Tuesday, June 24, 2008

Sources of Information

Chances are, if you use the internet, you benefit from Google's search engine. Whether it's your primary search, or it's the power plant behind your favorite site's search engine, there are excellent odds that you rely on it to provide you with information.

For the most part, Google still isn't the primary source of information, they just direct you to it. Whether it's Google Groups, news.google.com, or even Blogger, they're the aggregator of, or portal to, the information.

That being said, there are some very helpful sources of information out there, but for the most part, they're dispersed across the internet. I have memberships on a lot of free forums, but I'm curious about what you use as your sources.

One of the places that I'd like to check out, just for a month or so, would be Expert-Exchange. They've frequently got results in my Google queries, but without a paid membership, you can't see the (presumable) solution.

Another place I'd love to have a permanent account is at O'Reilly's Safari.
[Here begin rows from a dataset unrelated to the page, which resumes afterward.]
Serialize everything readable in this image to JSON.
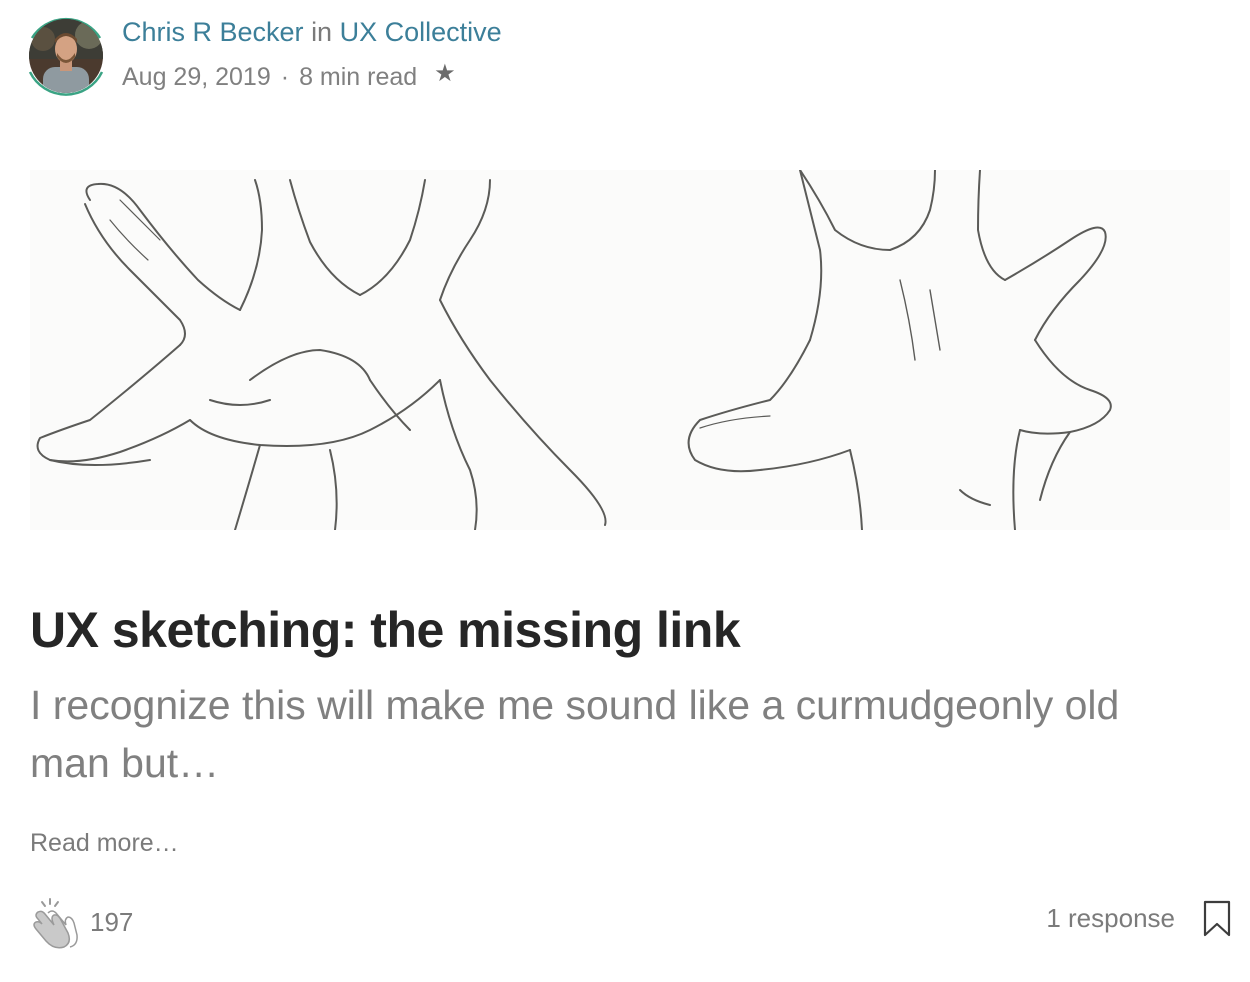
{
  "author": {
    "name": "Chris R Becker",
    "connector": "in",
    "publication": "UX Collective",
    "avatar_icon": "author-avatar"
  },
  "meta": {
    "date": "Aug 29, 2019",
    "separator": "·",
    "read_time": "8 min read",
    "member_icon": "star-icon"
  },
  "hero_image": {
    "description_icon": "hands-sketch-image"
  },
  "article": {
    "title": "UX sketching: the missing link",
    "excerpt": "I recognize this will make me sound like a curmudgeonly old man but…",
    "read_more": "Read more…"
  },
  "footer": {
    "clap_icon": "clap-icon",
    "clap_count": "197",
    "responses": "1 response",
    "bookmark_icon": "bookmark-icon"
  },
  "colors": {
    "accent": "#3c7f99",
    "ring": "#3aa384",
    "meta_text": "#808080",
    "title_text": "#262626"
  }
}
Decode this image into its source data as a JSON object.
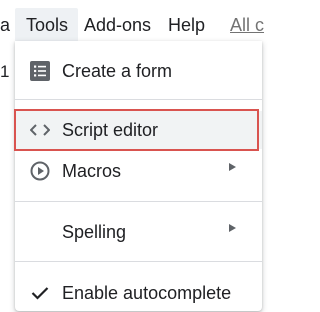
{
  "menubar": {
    "fragment_label": "a",
    "tools_label": "Tools",
    "addons_label": "Add-ons",
    "help_label": "Help",
    "all_changes_label": "All c"
  },
  "sheet": {
    "cell_fragment": "1"
  },
  "tools_menu": {
    "items": [
      {
        "label": "Create a form",
        "icon": "form-icon"
      },
      {
        "label": "Script editor",
        "icon": "code-icon",
        "highlighted": true
      },
      {
        "label": "Macros",
        "icon": "play-circle-icon",
        "has_submenu": true
      },
      {
        "label": "Spelling",
        "icon": "",
        "has_submenu": true
      },
      {
        "label": "Enable autocomplete",
        "icon": "check-icon",
        "checked": true
      }
    ]
  },
  "colors": {
    "highlight_border": "#d9534f",
    "hover_background": "#f1f3f4",
    "active_menu_background": "#eef1f4",
    "icon_color": "#5f6368",
    "text_color": "#202124"
  }
}
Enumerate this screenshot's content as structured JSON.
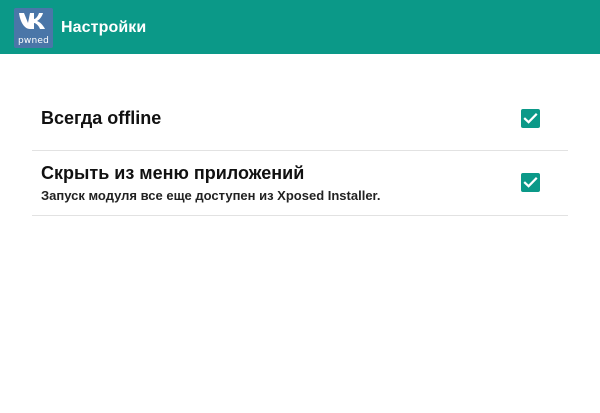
{
  "appbar": {
    "icon": "vk-pwned-logo-icon",
    "icon_subtext": "pwned",
    "title": "Настройки",
    "background_color": "#0b9988"
  },
  "settings": [
    {
      "title": "Всегда offline",
      "summary": "",
      "checked": true
    },
    {
      "title": "Скрыть из меню приложений",
      "summary": "Запуск модуля все еще доступен из Xposed Installer.",
      "checked": true
    }
  ],
  "colors": {
    "accent": "#0b9988",
    "icon_bg": "#4a76a8",
    "divider": "#e2e2e2"
  }
}
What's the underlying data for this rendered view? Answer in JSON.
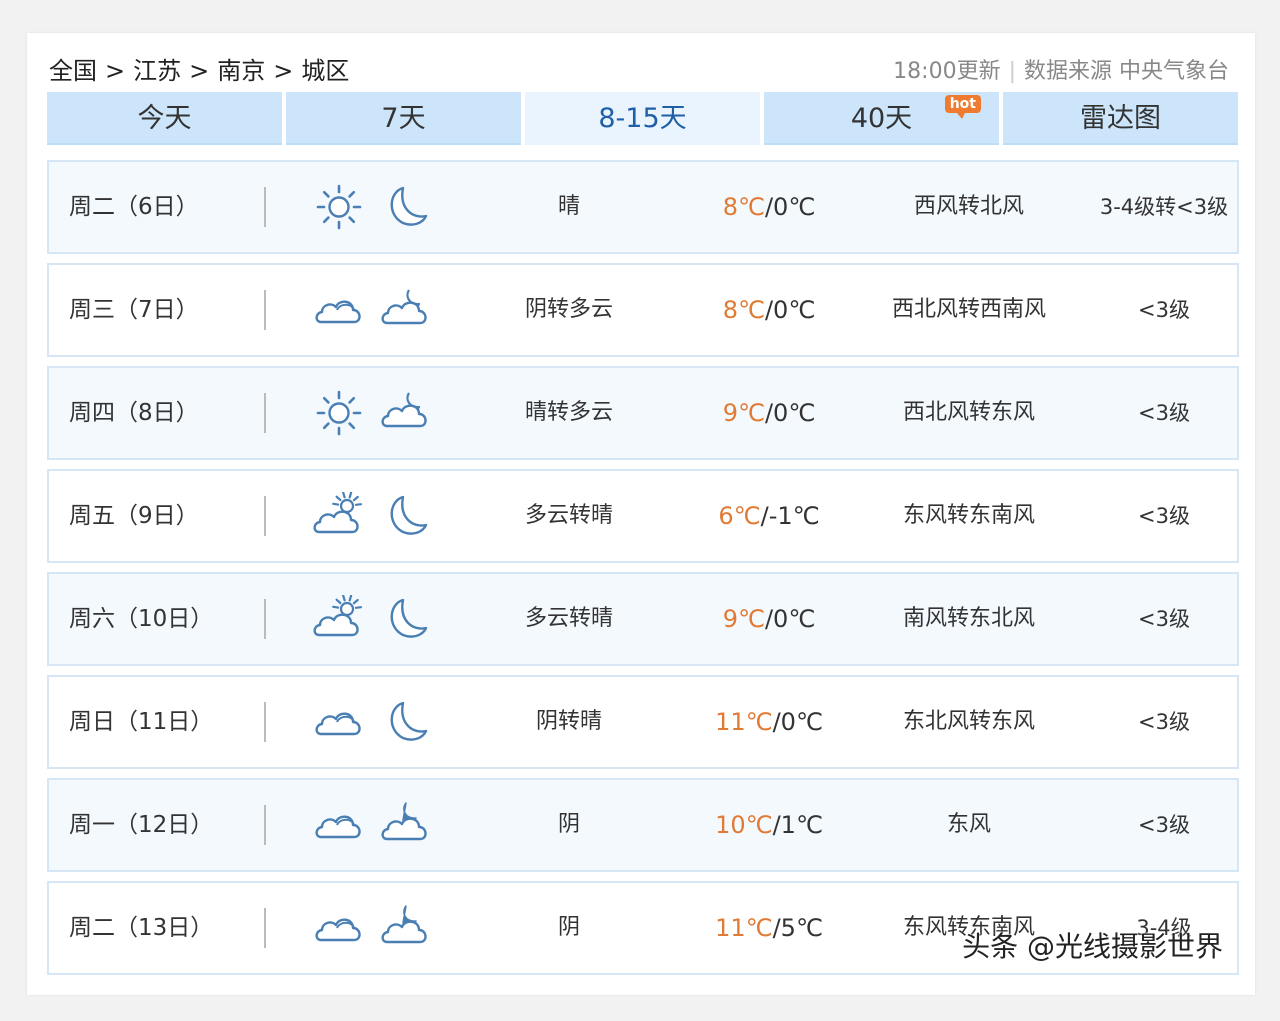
{
  "breadcrumb": {
    "items": [
      "全国",
      "江苏",
      "南京",
      "城区"
    ],
    "separator": ">"
  },
  "meta": {
    "update_time": "18:00更新",
    "divider": "|",
    "source": "数据来源 中央气象台"
  },
  "tabs": [
    {
      "label": "今天"
    },
    {
      "label": "7天"
    },
    {
      "label": "8-15天"
    },
    {
      "label": "40天",
      "badge": "hot"
    },
    {
      "label": "雷达图"
    }
  ],
  "active_tab": "8-15天",
  "colors": {
    "tab_bg": "#cce5fb",
    "tab_active_bg": "#e9f4fe",
    "tab_active_text": "#1f5fa8",
    "high_temp": "#e07a34",
    "icon_stroke": "#4a7fb3",
    "badge": "#ee7b2f"
  },
  "forecast": [
    {
      "day": "周二（6日）",
      "icon_day": "sun-icon",
      "icon_night": "moon-icon",
      "desc": "晴",
      "high": "8℃",
      "low": "0℃",
      "wind": "西风转北风",
      "level": "3-4级转<3级"
    },
    {
      "day": "周三（7日）",
      "icon_day": "cloud-icon",
      "icon_night": "cloudy-night-icon",
      "desc": "阴转多云",
      "high": "8℃",
      "low": "0℃",
      "wind": "西北风转西南风",
      "level": "<3级"
    },
    {
      "day": "周四（8日）",
      "icon_day": "sun-icon",
      "icon_night": "cloudy-night-icon",
      "desc": "晴转多云",
      "high": "9℃",
      "low": "0℃",
      "wind": "西北风转东风",
      "level": "<3级"
    },
    {
      "day": "周五（9日）",
      "icon_day": "partly-cloudy-icon",
      "icon_night": "moon-icon",
      "desc": "多云转晴",
      "high": "6℃",
      "low": "-1℃",
      "wind": "东风转东南风",
      "level": "<3级"
    },
    {
      "day": "周六（10日）",
      "icon_day": "partly-cloudy-icon",
      "icon_night": "moon-icon",
      "desc": "多云转晴",
      "high": "9℃",
      "low": "0℃",
      "wind": "南风转东北风",
      "level": "<3级"
    },
    {
      "day": "周日（11日）",
      "icon_day": "cloud-icon",
      "icon_night": "moon-icon",
      "desc": "阴转晴",
      "high": "11℃",
      "low": "0℃",
      "wind": "东北风转东风",
      "level": "<3级"
    },
    {
      "day": "周一（12日）",
      "icon_day": "cloud-icon",
      "icon_night": "cloud-moon-icon",
      "desc": "阴",
      "high": "10℃",
      "low": "1℃",
      "wind": "东风",
      "level": "<3级"
    },
    {
      "day": "周二（13日）",
      "icon_day": "cloud-icon",
      "icon_night": "cloud-moon-icon",
      "desc": "阴",
      "high": "11℃",
      "low": "5℃",
      "wind": "东风转东南风",
      "level": "3-4级"
    }
  ],
  "watermark": "头条 @光线摄影世界"
}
The sheer volume of information there is staggering, and very attractive to me. There was a scare recently on Brian Jones's blog that O'Reilly authors would have their free accounts taken away, but that fortunately proved not to be the case. In any event, it seems like a heck of a resource, and I wish my company would get an account there.

A good source of information that I like is ask.slashdot.org. Like the rest of Slashdot, there are a lot of crap responses, but there are an awful lot of good responses as well. When you consider that probably 80% of the IT staff on the internet reads the site, that makes for some interesting viewpoints. I have several threads which I find interesting bookmarked, and there are years worth of archives to go through.

What are the sources you use? Any terrific forums that everyone else should know about? And don't assume that everyone knows about them, either. Blogger Ryan Nedeff has told me personally about several senior IT professionals he's worked with who haven't heard of Slashdot. That just boggles the mind.